There are several shell names in the market:
Contains large comets, or charges in the shape of a solid cylinder, that travel outward, explode and then curve downward like the limbs of a palm tree
Explodes in a spherical shape, usually of colored stars
Explodes to produce a symmetrical ring of stars
Contains stars (high charcoal composition makes them long-burning) that fall in the shape of willow branches and may even stay visible until they hit the ground
Bursts into a circle of maroon shells that explode in sequence
Bursts into a spherical pattern of stars that leave a visible trail, with an effect somewhat suggestive of the flower
Like a chrysanthemum shell, but has a core that is a different color from the outer stars
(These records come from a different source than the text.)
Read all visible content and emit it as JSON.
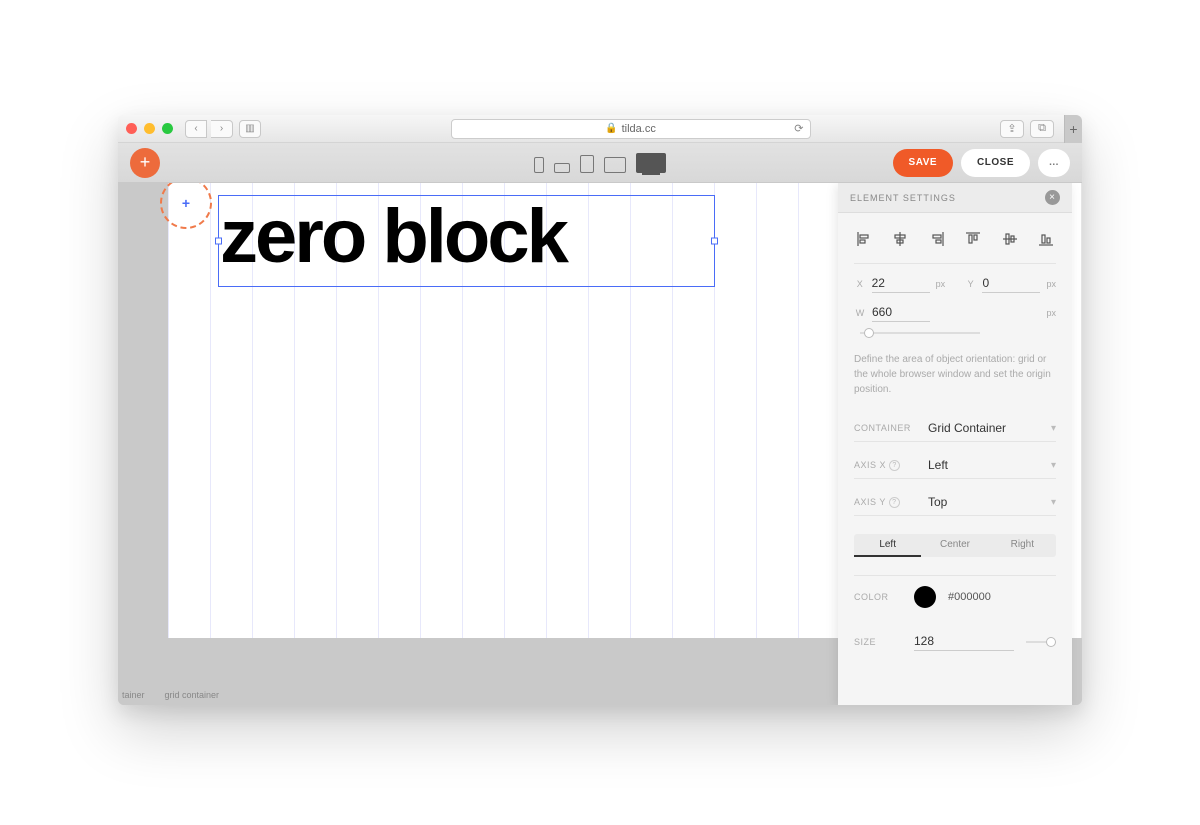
{
  "browser": {
    "url": "tilda.cc"
  },
  "toolbar": {
    "save": "SAVE",
    "close": "CLOSE",
    "more": "..."
  },
  "canvas": {
    "text": "zero block"
  },
  "footer": {
    "tainer": "tainer",
    "grid_container": "grid container"
  },
  "panel": {
    "title": "ELEMENT SETTINGS",
    "position": {
      "x_label": "X",
      "x_value": "22",
      "x_unit": "px",
      "y_label": "Y",
      "y_value": "0",
      "y_unit": "px",
      "w_label": "W",
      "w_value": "660",
      "w_unit": "px"
    },
    "help": "Define the area of object orientation: grid or the whole browser window and set the origin position.",
    "container": {
      "label": "CONTAINER",
      "value": "Grid Container"
    },
    "axis_x": {
      "label": "AXIS X",
      "value": "Left"
    },
    "axis_y": {
      "label": "AXIS Y",
      "value": "Top"
    },
    "align_seg": {
      "left": "Left",
      "center": "Center",
      "right": "Right"
    },
    "color": {
      "label": "COLOR",
      "value": "#000000"
    },
    "size": {
      "label": "SIZE",
      "value": "128"
    }
  }
}
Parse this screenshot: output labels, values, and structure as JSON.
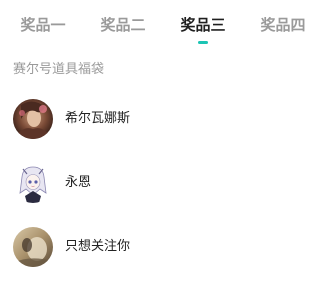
{
  "tabs": [
    {
      "label": "奖品一",
      "active": false
    },
    {
      "label": "奖品二",
      "active": false
    },
    {
      "label": "奖品三",
      "active": true
    },
    {
      "label": "奖品四",
      "active": false
    }
  ],
  "colors": {
    "accent": "#1cc4b4",
    "active_text": "#1f1f1f",
    "inactive_text": "#9a9a9a",
    "section_text": "#9a9a9a",
    "name_text": "#222222"
  },
  "section": {
    "title": "赛尔号道具福袋"
  },
  "winners": [
    {
      "name": "希尔瓦娜斯",
      "avatar": "user-avatar"
    },
    {
      "name": "永恩",
      "avatar": "user-avatar"
    },
    {
      "name": "只想关注你",
      "avatar": "user-avatar"
    }
  ]
}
Makes a loud bang
Bursts to send small tubes of incendiaries skittering outward in random paths, which may culminate in exploding stars
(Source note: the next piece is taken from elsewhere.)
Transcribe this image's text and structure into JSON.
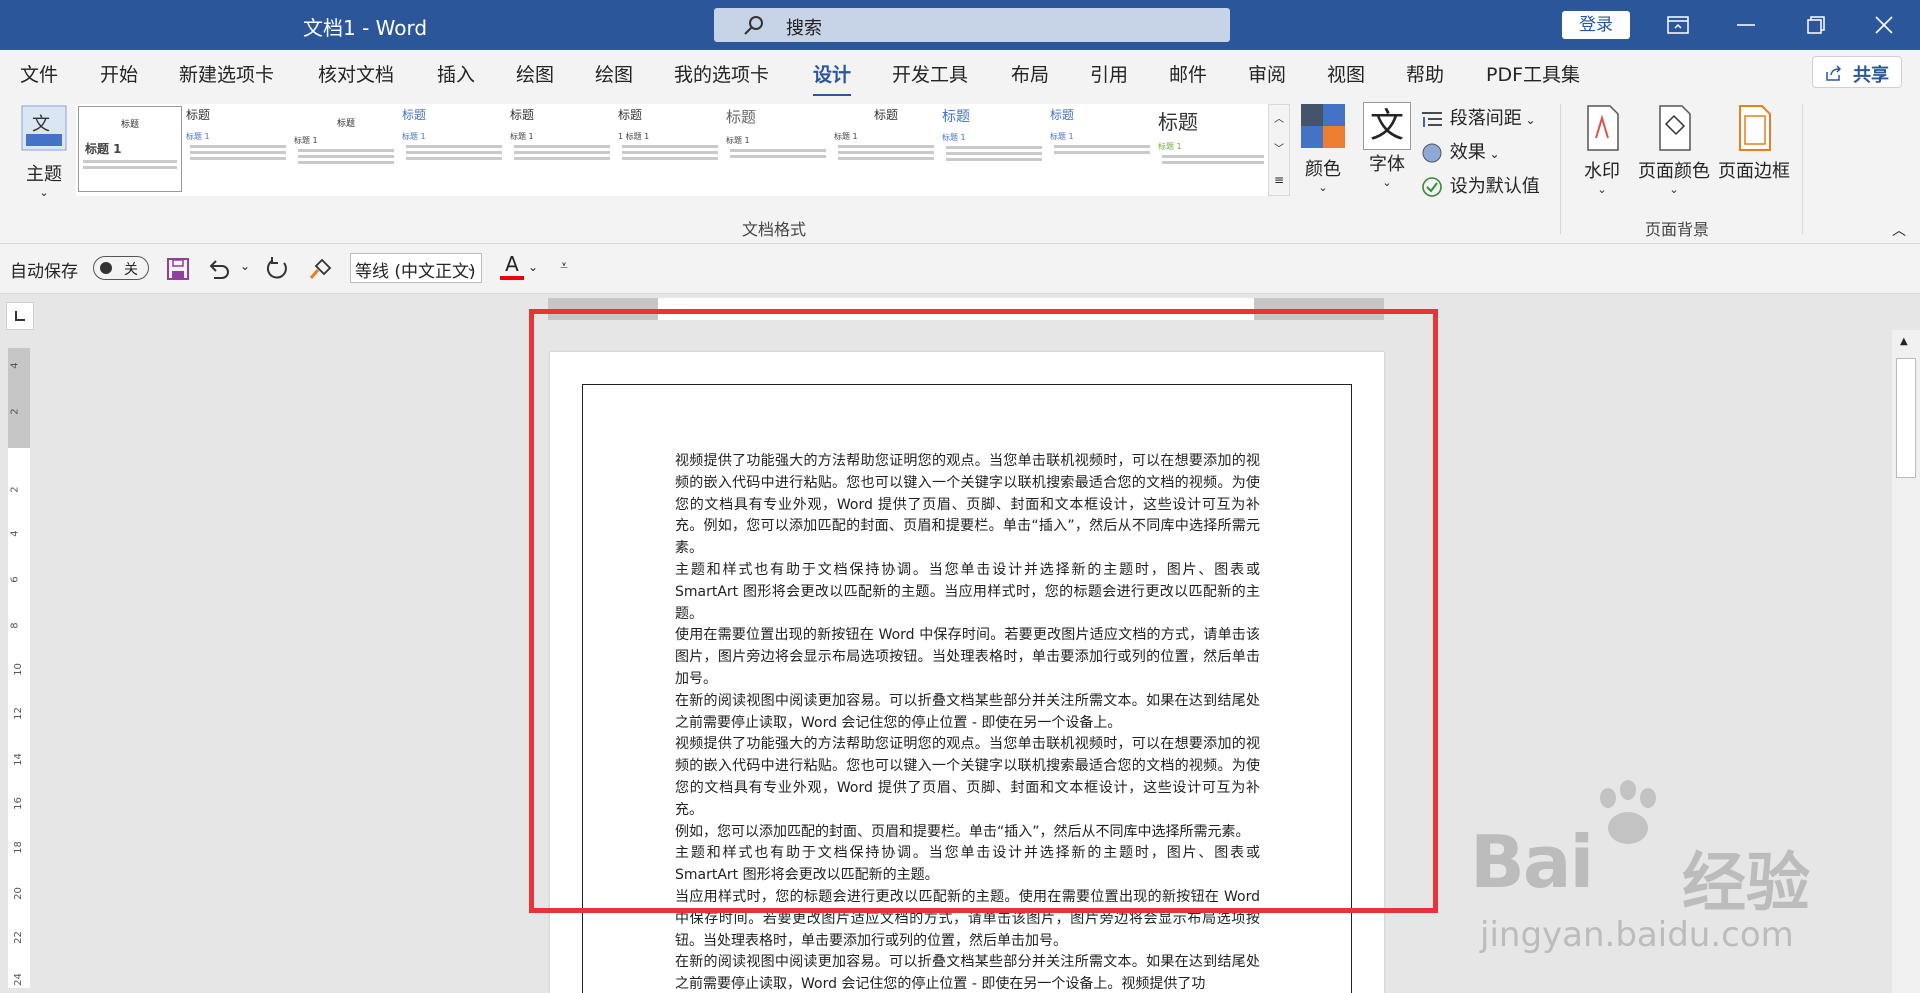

Fireworks are used in most of today's' public celebrations. However, they are dangerous if mishandled. Over 8000 United States are reported to suffer every year due to fireworks. Of whom more than half are children. The most common hazard experienced by more than a third of the cases is burns which have been reported to occur from illegally acquired fireworks. Hence, there are a number of regulations that have been put in place to ensure mishandling reduces. The statute organization chiefly responsible for consumer fireworks is the National Council on Fireworks Safety. It educates the public on how to responsibly handle and use fireworks.
The National Fire Protection Association is responsible for enforcing rigorous safety regulations for big fireworks displays. Spectators are required to watch at least 840 feet from the launching zone based on the height and burst diameter of the largest of shells. Secondly, shells cannot be launched if the winds at that particular time are stronger than 20 miles per hour, since they would be carried away over the set diameter thereby causing harm to onlookers. However, despite all these regulations that have been put in place, many accidents still do occur at informal and poorly regulated places.
Manufacturers are also required by law to set up buildings in the manufacturing plants that are separated by concrete blast walls from any other buildings with roofs weakened so as any resultant explosion travels upwards instead of outwards. Further, mechanization in the industry is limited and work is mainly done by hand since machines may produce sparks or static charges that would be disastrous in causing explosions. However, some disasters have occurred between 1970 and 1995 resulting in the death of more than 20 factory employees
Environmentally Friendly Fireworks
Most animals are scared by the explosions resulting from displays. Most regulations and rules bar people from attending such events with their pets in tow. Sadly, cases of pets getting lost at such events have been reported. Wide research is continuing on hoe to combine various elements into pyrotechnic compounds and mixtures have been made. This produces minimal smoke and particulate matter. This shall replace oxidizers such as perchlorates which are environmentally harmful.